> _What is being asked_
Extract every entry word for word. Skip the pictures.

> _Provided entries_

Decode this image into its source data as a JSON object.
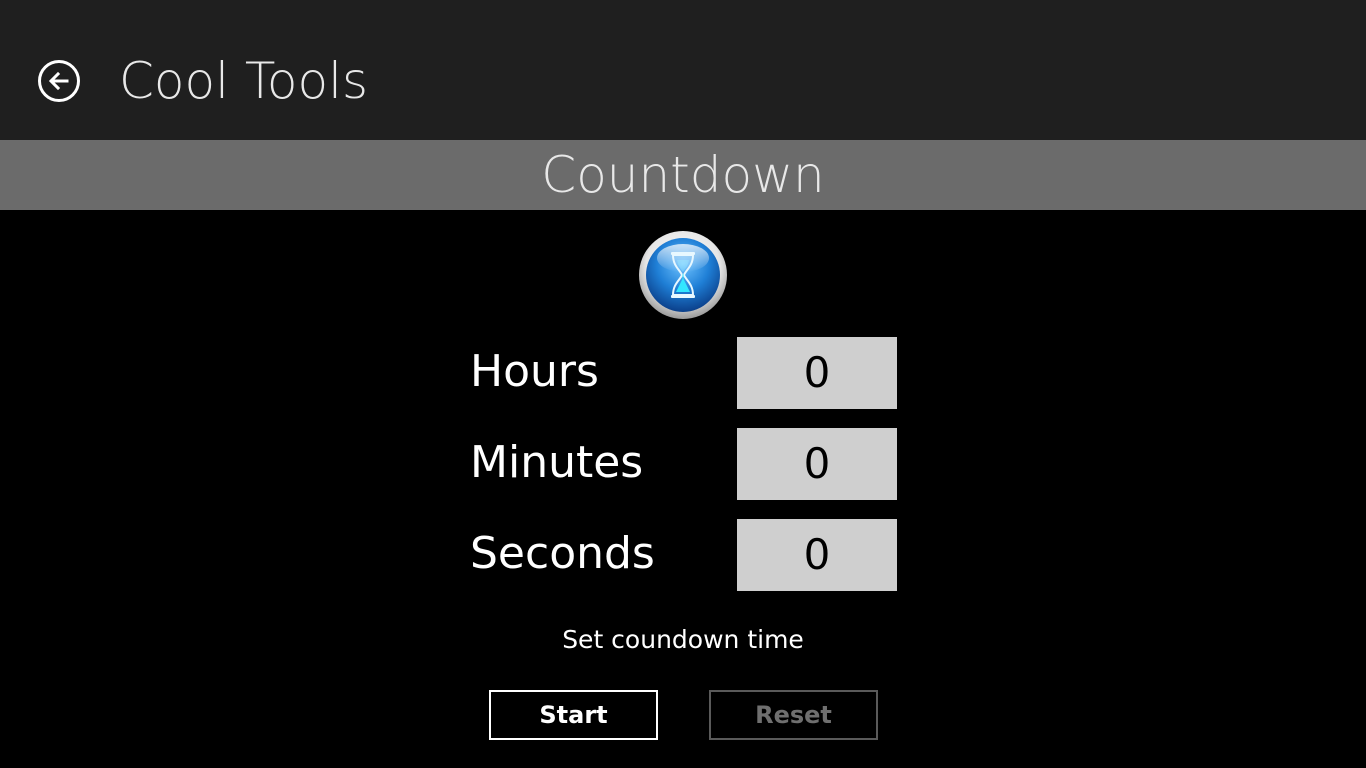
{
  "header": {
    "back_icon": "back-arrow-icon",
    "app_title": "Cool Tools"
  },
  "section": {
    "title": "Countdown",
    "icon": "hourglass-icon"
  },
  "fields": [
    {
      "label": "Hours",
      "value": "0"
    },
    {
      "label": "Minutes",
      "value": "0"
    },
    {
      "label": "Seconds",
      "value": "0"
    }
  ],
  "status": "Set coundown time",
  "buttons": {
    "start_label": "Start",
    "reset_label": "Reset",
    "reset_enabled": false
  },
  "colors": {
    "topbar": "#1f1f1f",
    "section_bar": "#6b6b6b",
    "background": "#000000",
    "field_bg": "#cfcfcf",
    "disabled": "#6f6f6f"
  }
}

> _Solution for this exercise_
Decode this image into its source data as a JSON object.
{
  "header": {
    "back_icon": "back-arrow-icon",
    "app_title": "Cool Tools"
  },
  "section": {
    "title": "Countdown",
    "icon": "hourglass-icon"
  },
  "fields": [
    {
      "label": "Hours",
      "value": "0"
    },
    {
      "label": "Minutes",
      "value": "0"
    },
    {
      "label": "Seconds",
      "value": "0"
    }
  ],
  "status": "Set coundown time",
  "buttons": {
    "start_label": "Start",
    "reset_label": "Reset",
    "reset_enabled": false
  },
  "colors": {
    "topbar": "#1f1f1f",
    "section_bar": "#6b6b6b",
    "background": "#000000",
    "field_bg": "#cfcfcf",
    "disabled": "#6f6f6f"
  }
}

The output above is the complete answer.